# How to Determine Average Costs in Managerial Economics

As a manager you frequently want to know the cost per unit associated with producing a good, because you can use this information to establish your product’s price and determine your profit per unit. If you want to know cost per unit, average cost is what you need to know.

## Average total cost

*Average total cost (ATC) *is the total cost per unit of output. It’s determined by dividing the total cost equation by the quantity of output. Using the total cost equation

average total cost equals

where *q* is the quantity of output produced.

Marginal cost always intersects the minimum point on the average total cost curve. Thus, average total cost initially decreases, and then begins to increase, resulting in a U-shaped curve.

Average total cost has two components — average fixed cost and average variable cost. As an equation,

## Average fixed cost

*Average fixed cost (AFC) *is fixed cost per unit of output and is determined by dividing total fixed cost by the quantity of output. In the total cost equation

total fixed cost is $5,600, so averaged fixed cost is

Because the numerator of average fixed cost is a constant, while the denominator is the quantity of output produced, average fixed cost always decreases as the quantity of output produced increases.

## Average variable cost

*Average variable cost (AVC) *represents variable cost per unit of output and equals total variable cost divided by the quantity of output. Given total variable cost equals

average variable cost equals

Typically, average variable cost initially decreases, and then begins to increase, resulting in a U-shaped curve. Marginal cost intersects the minimum point on the average variable cost curve.

The illustration shows the average total cost, average fixed cost, average variable cost, and marginal cost curves. Note that the average fixed cost curve is always decreasing and also note that the difference between average total cost and average variable cost is average fixed cost — so *AFC*_{b}* *at *q*_{b} is less than *AFC*_{a} at *q*_{a}.

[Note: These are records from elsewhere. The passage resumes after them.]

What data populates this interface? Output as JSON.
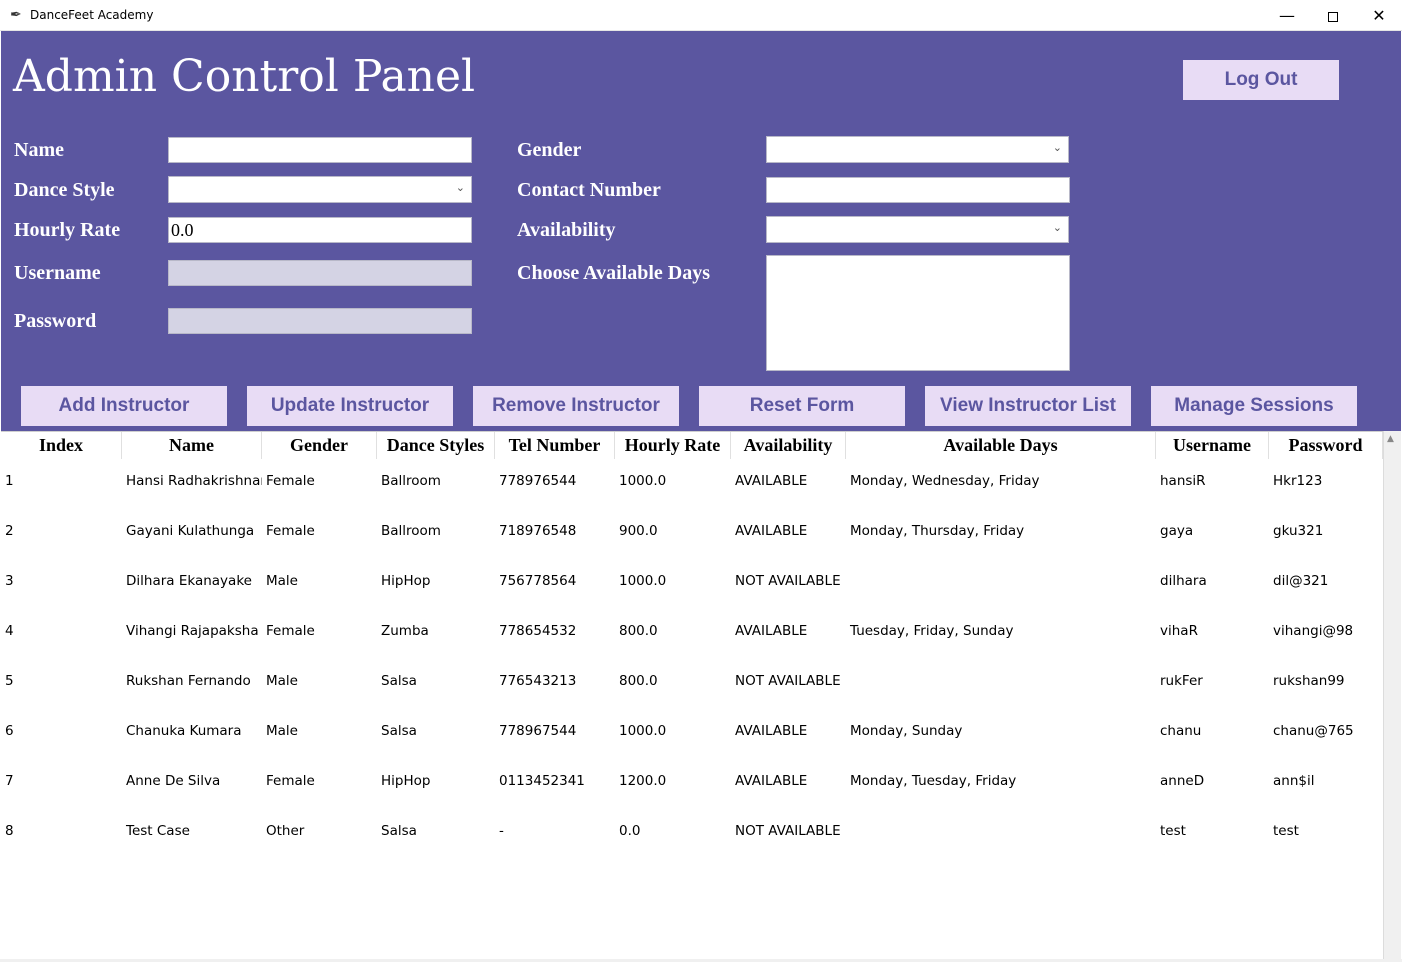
{
  "window": {
    "title": "DanceFeet Academy",
    "minimize": "—",
    "close": "✕"
  },
  "header": {
    "title": "Admin Control Panel",
    "logout_label": "Log Out"
  },
  "form": {
    "name_label": "Name",
    "name_value": "",
    "dance_style_label": "Dance Style",
    "dance_style_value": "",
    "hourly_rate_label": "Hourly Rate",
    "hourly_rate_value": "0.0",
    "username_label": "Username",
    "username_value": "",
    "password_label": "Password",
    "password_value": "",
    "gender_label": "Gender",
    "gender_value": "",
    "contact_label": "Contact Number",
    "contact_value": "",
    "availability_label": "Availability",
    "availability_value": "",
    "days_label": "Choose Available Days",
    "chevron": "⌄"
  },
  "actions": {
    "add": "Add Instructor",
    "update": "Update Instructor",
    "remove": "Remove Instructor",
    "reset": "Reset Form",
    "view": "View Instructor List",
    "sessions": "Manage Sessions"
  },
  "table": {
    "columns": [
      "Index",
      "Name",
      "Gender",
      "Dance Styles",
      "Tel Number",
      "Hourly Rate",
      "Availability",
      "Available Days",
      "Username",
      "Password"
    ],
    "rows": [
      [
        "1",
        "Hansi Radhakrishnan",
        "Female",
        "Ballroom",
        "778976544",
        "1000.0",
        "AVAILABLE",
        "Monday, Wednesday, Friday",
        "hansiR",
        "Hkr123"
      ],
      [
        "2",
        "Gayani Kulathunga",
        "Female",
        "Ballroom",
        "718976548",
        "900.0",
        "AVAILABLE",
        "Monday, Thursday, Friday",
        "gaya",
        "gku321"
      ],
      [
        "3",
        "Dilhara Ekanayake",
        "Male",
        "HipHop",
        "756778564",
        "1000.0",
        "NOT AVAILABLE",
        "",
        "dilhara",
        "dil@321"
      ],
      [
        "4",
        "Vihangi Rajapaksha",
        "Female",
        "Zumba",
        "778654532",
        "800.0",
        "AVAILABLE",
        "Tuesday, Friday, Sunday",
        "vihaR",
        "vihangi@98"
      ],
      [
        "5",
        "Rukshan Fernando",
        "Male",
        "Salsa",
        "776543213",
        "800.0",
        "NOT AVAILABLE",
        "",
        "rukFer",
        "rukshan99"
      ],
      [
        "6",
        "Chanuka Kumara",
        "Male",
        "Salsa",
        "778967544",
        "1000.0",
        "AVAILABLE",
        "Monday, Sunday",
        "chanu",
        "chanu@765"
      ],
      [
        "7",
        "Anne De Silva",
        "Female",
        "HipHop",
        "0113452341",
        "1200.0",
        "AVAILABLE",
        "Monday, Tuesday, Friday",
        "anneD",
        "ann$il"
      ],
      [
        "8",
        "Test Case",
        "Other",
        "Salsa",
        "-",
        "0.0",
        "NOT AVAILABLE",
        "",
        "test",
        "test"
      ]
    ]
  },
  "scrollbar": {
    "up_arrow": "▲"
  },
  "colors": {
    "panel": "#5b56a0",
    "button": "#e8dcf5",
    "button_text": "#5b56a0",
    "disabled_field": "#d4d3e4"
  }
}
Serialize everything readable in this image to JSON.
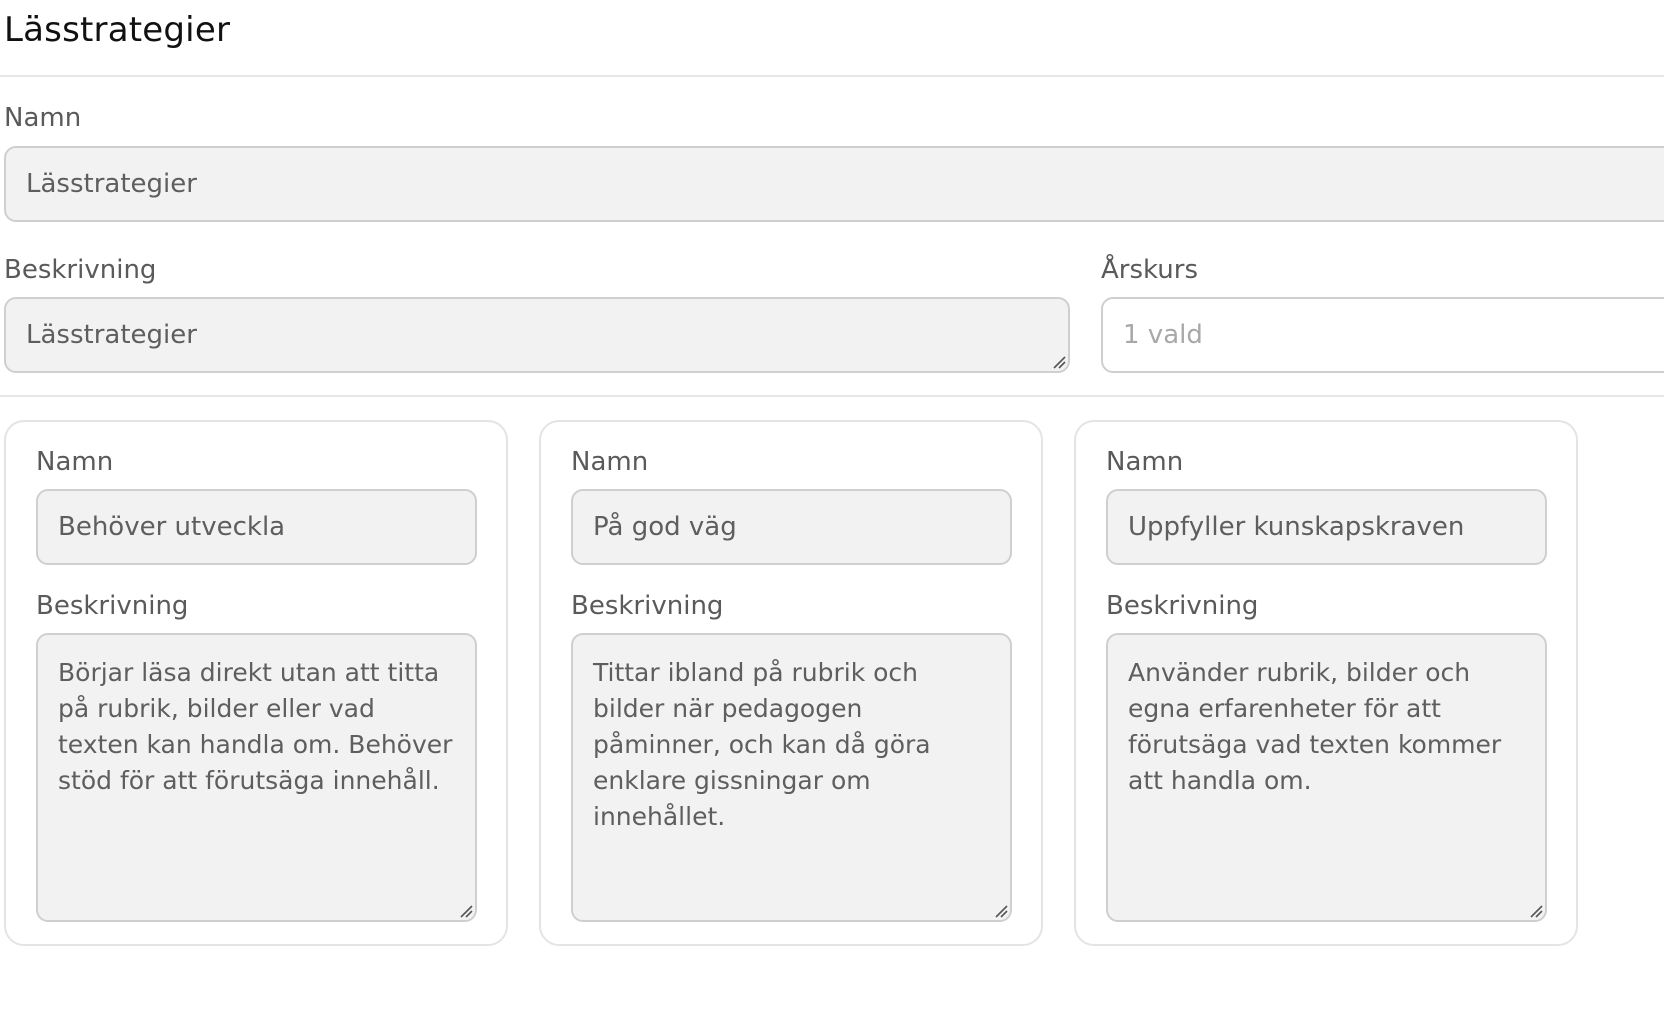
{
  "page": {
    "title": "Lässtrategier"
  },
  "form": {
    "name_label": "Namn",
    "name_value": "Lässtrategier",
    "description_label": "Beskrivning",
    "description_value": "Lässtrategier",
    "grade_label": "Årskurs",
    "grade_value": "1 vald"
  },
  "levels": [
    {
      "name_label": "Namn",
      "name_value": "Behöver utveckla",
      "description_label": "Beskrivning",
      "description_value": "Börjar läsa direkt utan att titta på rubrik, bilder eller vad texten kan handla om. Behöver stöd för att förutsäga innehåll."
    },
    {
      "name_label": "Namn",
      "name_value": "På god väg",
      "description_label": "Beskrivning",
      "description_value": "Tittar ibland på rubrik och bilder när pedagogen påminner, och kan då göra enklare gissningar om innehållet."
    },
    {
      "name_label": "Namn",
      "name_value": "Uppfyller kunskapskraven",
      "description_label": "Beskrivning",
      "description_value": "Använder rubrik, bilder och egna erfarenheter för att förutsäga vad texten kommer att handla om."
    }
  ],
  "colors": {
    "field_bg": "#f2f2f2",
    "field_border": "#cfcfcf",
    "label": "#5a5a5a",
    "divider": "#e6e6e6"
  }
}
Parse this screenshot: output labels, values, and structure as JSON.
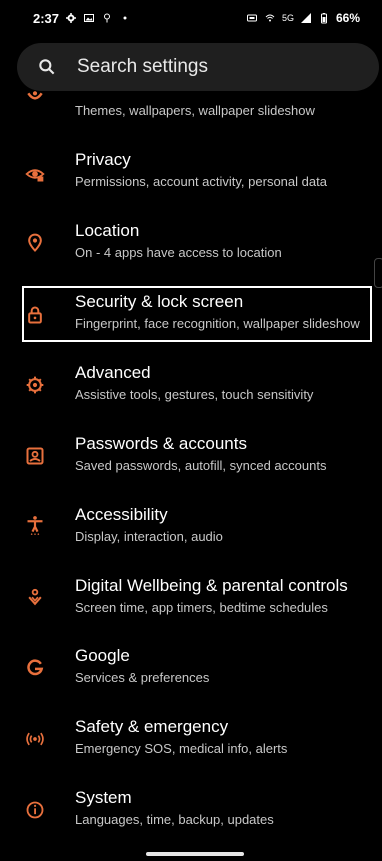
{
  "status_bar": {
    "time": "2:37",
    "network": "5G",
    "battery": "66%",
    "icons": [
      "gear-icon",
      "image-icon",
      "location-pin-icon",
      "dot-icon",
      "sim-icon",
      "wifi-icon",
      "signal-icon",
      "battery-icon"
    ]
  },
  "search": {
    "placeholder": "Search settings",
    "icon": "search-icon"
  },
  "accent_color": "#e8703d",
  "items": [
    {
      "title": "",
      "subtitle": "Themes, wallpapers, wallpaper slideshow",
      "icon": "palette-icon"
    },
    {
      "title": "Privacy",
      "subtitle": "Permissions, account activity, personal data",
      "icon": "privacy-eye-icon"
    },
    {
      "title": "Location",
      "subtitle": "On - 4 apps have access to location",
      "icon": "location-icon"
    },
    {
      "title": "Security & lock screen",
      "subtitle": "Fingerprint, face recognition, wallpaper slideshow",
      "icon": "lock-icon",
      "highlighted": true
    },
    {
      "title": "Advanced",
      "subtitle": "Assistive tools, gestures, touch sensitivity",
      "icon": "gear-icon"
    },
    {
      "title": "Passwords & accounts",
      "subtitle": "Saved passwords, autofill, synced accounts",
      "icon": "account-box-icon"
    },
    {
      "title": "Accessibility",
      "subtitle": "Display, interaction, audio",
      "icon": "accessibility-icon"
    },
    {
      "title": "Digital Wellbeing & parental controls",
      "subtitle": "Screen time, app timers, bedtime schedules",
      "icon": "wellbeing-icon"
    },
    {
      "title": "Google",
      "subtitle": "Services & preferences",
      "icon": "google-icon"
    },
    {
      "title": "Safety & emergency",
      "subtitle": "Emergency SOS, medical info, alerts",
      "icon": "emergency-icon"
    },
    {
      "title": "System",
      "subtitle": "Languages, time, backup, updates",
      "icon": "info-icon"
    }
  ]
}
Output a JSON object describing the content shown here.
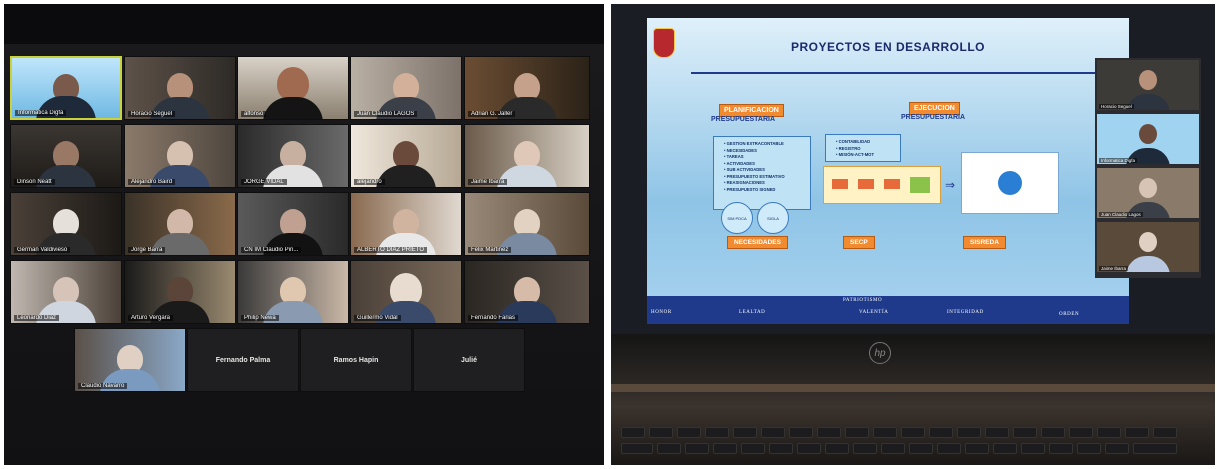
{
  "left_photo": {
    "tiles": [
      {
        "name": "Informatica Digfa"
      },
      {
        "name": "Horacio Seguel"
      },
      {
        "name": "alfonso"
      },
      {
        "name": "Juan Claudio LAGOS"
      },
      {
        "name": "Adrian G. Jaller"
      },
      {
        "name": "Dinson Neatt"
      },
      {
        "name": "Alejandro Baird"
      },
      {
        "name": "JORGE VIDAL"
      },
      {
        "name": "alejandro"
      },
      {
        "name": "Jaime Ibarra"
      },
      {
        "name": "German Valdivieso"
      },
      {
        "name": "Jorge Barra"
      },
      {
        "name": "CN IM Claudio Pin..."
      },
      {
        "name": "ALBERTO DIAZ PRIETO"
      },
      {
        "name": "Felix Martinez"
      },
      {
        "name": "Leonardo Diaz"
      },
      {
        "name": "Arturo Vergara"
      },
      {
        "name": "Philip Newa"
      },
      {
        "name": "Guillermo Vidal"
      },
      {
        "name": "Fernando Farias"
      },
      {
        "name": "Claudio Navarro"
      },
      {
        "name": "Fernando Palma"
      },
      {
        "name": "Ramos Hapin"
      },
      {
        "name": "Julié"
      }
    ]
  },
  "right_photo": {
    "slide": {
      "title": "PROYECTOS EN DESARROLLO",
      "planning_title": "PLANIFICACION",
      "planning_sub": "PRESUPUESTARIA",
      "execution_title": "EJECUCION",
      "execution_sub": "PRESUPUESTARIA",
      "planning_list": [
        "GESTION EXTRACONTABLE",
        "NECESIDADES",
        "TAREAS",
        "ACTIVIDADES",
        "SUB ACTIVIDADES",
        "PRESUPUESTO ESTIMATIVO",
        "REASIGNACIONES",
        "PRESUPUESTO SIGNED"
      ],
      "execution_list": [
        "CONTABILIDAD",
        "REGISTRO",
        "MISIÓN-ACT-MOT"
      ],
      "oval_1": "SIM PDCA",
      "oval_2": "SIGLA",
      "tag_needs": "NECESIDADES",
      "tag_secp": "SECP",
      "tag_sisreda": "SISREDA",
      "footer": {
        "motto": "PATRIOTISMO",
        "words": [
          "HONOR",
          "LEALTAD",
          "VALENTÍA",
          "INTEGRIDAD",
          "ORDEN"
        ]
      }
    },
    "side_tiles": [
      {
        "name": "Horacio Seguel"
      },
      {
        "name": "Informatica Digfa"
      },
      {
        "name": "Juan Claudio Lagos"
      },
      {
        "name": "Jaime Ibarra"
      }
    ],
    "brand": "hp"
  }
}
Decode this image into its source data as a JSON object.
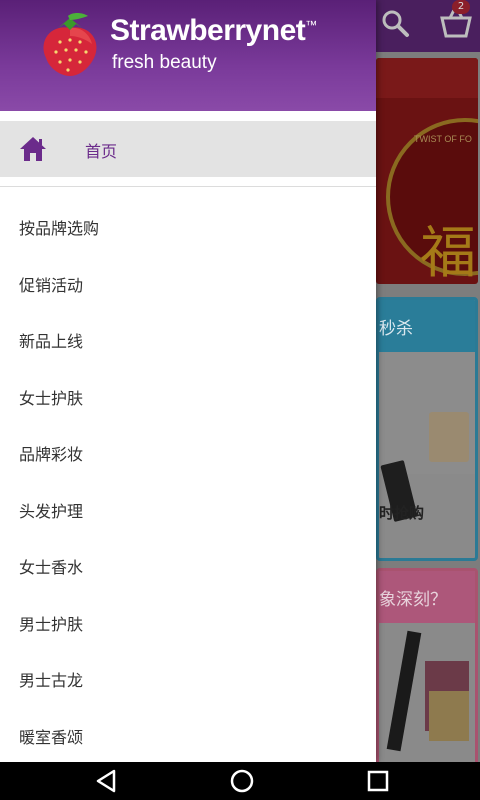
{
  "app": {
    "brand_name": "Strawberrynet",
    "trademark": "™",
    "tagline": "fresh beauty"
  },
  "drawer": {
    "home_label": "首页",
    "items": [
      {
        "label": "按品牌选购"
      },
      {
        "label": "促销活动"
      },
      {
        "label": "新品上线"
      },
      {
        "label": "女士护肤"
      },
      {
        "label": "品牌彩妆"
      },
      {
        "label": "头发护理"
      },
      {
        "label": "女士香水"
      },
      {
        "label": "男士护肤"
      },
      {
        "label": "男士古龙"
      },
      {
        "label": "暖室香颂"
      }
    ]
  },
  "background": {
    "cart_badge": "2",
    "banner_text": "TWIST OF FO",
    "banner_glyph": "福",
    "card1_header": "秒杀",
    "card1_text": "时抢购",
    "card2_header": "象深刻？"
  },
  "colors": {
    "brand_purple": "#7a3a9a",
    "home_label": "#6b2b8b"
  },
  "icons": {
    "home": "home-icon",
    "search": "search-icon",
    "cart": "cart-icon",
    "back": "back-icon",
    "home_nav": "home-nav-icon",
    "recents": "recents-icon"
  }
}
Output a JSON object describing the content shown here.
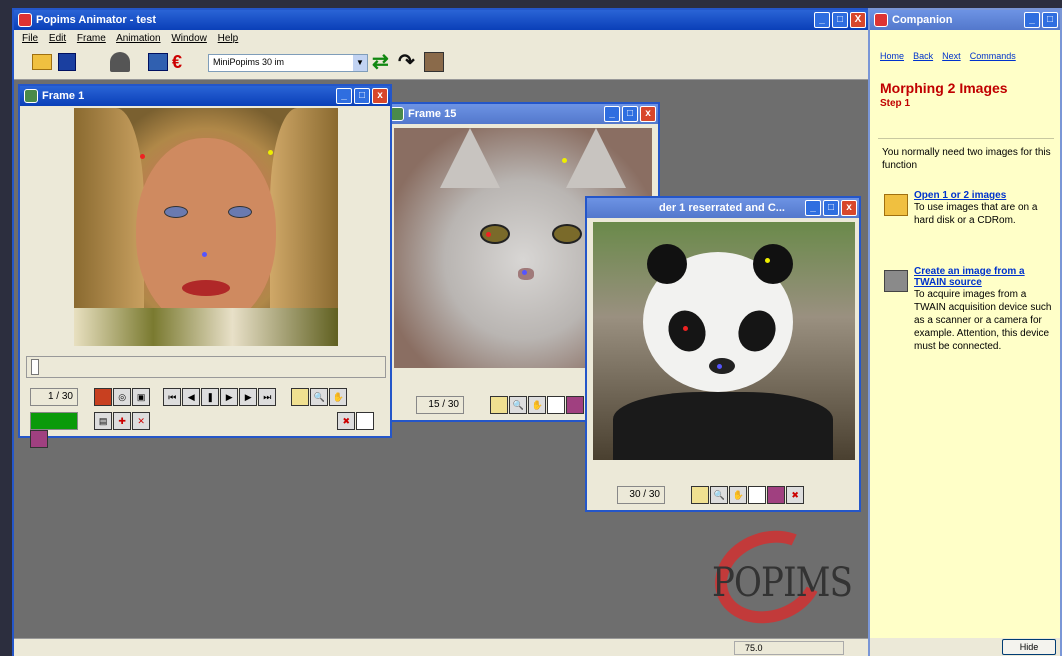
{
  "main_window": {
    "title": "Popims Animator - test",
    "close_x": "X"
  },
  "menu": [
    "File",
    "Edit",
    "Frame",
    "Animation",
    "Window",
    "Help"
  ],
  "toolbar": {
    "preset_select": "MiniPopims 30 im"
  },
  "frame1": {
    "title": "Frame 1",
    "counter": "1 / 30",
    "status_counter": "30 / 30"
  },
  "frame15": {
    "title": "Frame 15",
    "counter": "15 / 30"
  },
  "frame30": {
    "title": "der 1 reserrated and C...",
    "counter": "30 / 30"
  },
  "logo": "POPIMS",
  "statusbar": {
    "zoom": "75.0"
  },
  "companion": {
    "title": "Companion",
    "links": [
      "Home",
      "Back",
      "Next",
      "Commands"
    ],
    "heading": "Morphing 2 Images",
    "step": "Step 1",
    "intro": "You normally need two images for this function",
    "options": [
      {
        "link": "Open 1 or 2 images",
        "desc": "To use images that are on a hard disk or a CDRom."
      },
      {
        "link": "Create an image from a TWAIN source",
        "desc": "To acquire images from a TWAIN acquisition device such as a scanner or a camera for example. Attention, this device must be connected."
      }
    ],
    "hide_button": "Hide"
  },
  "colors": {
    "titlebar": "#0a3fb8",
    "workspace": "#6e6e6e",
    "companion_bg": "#ffffc8",
    "heading": "#c00000"
  }
}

As you produce more output, average variable cost and average total cost get closer to one another. Finally, marginal cost intersects the minimum points on the average variable and average total cost curves.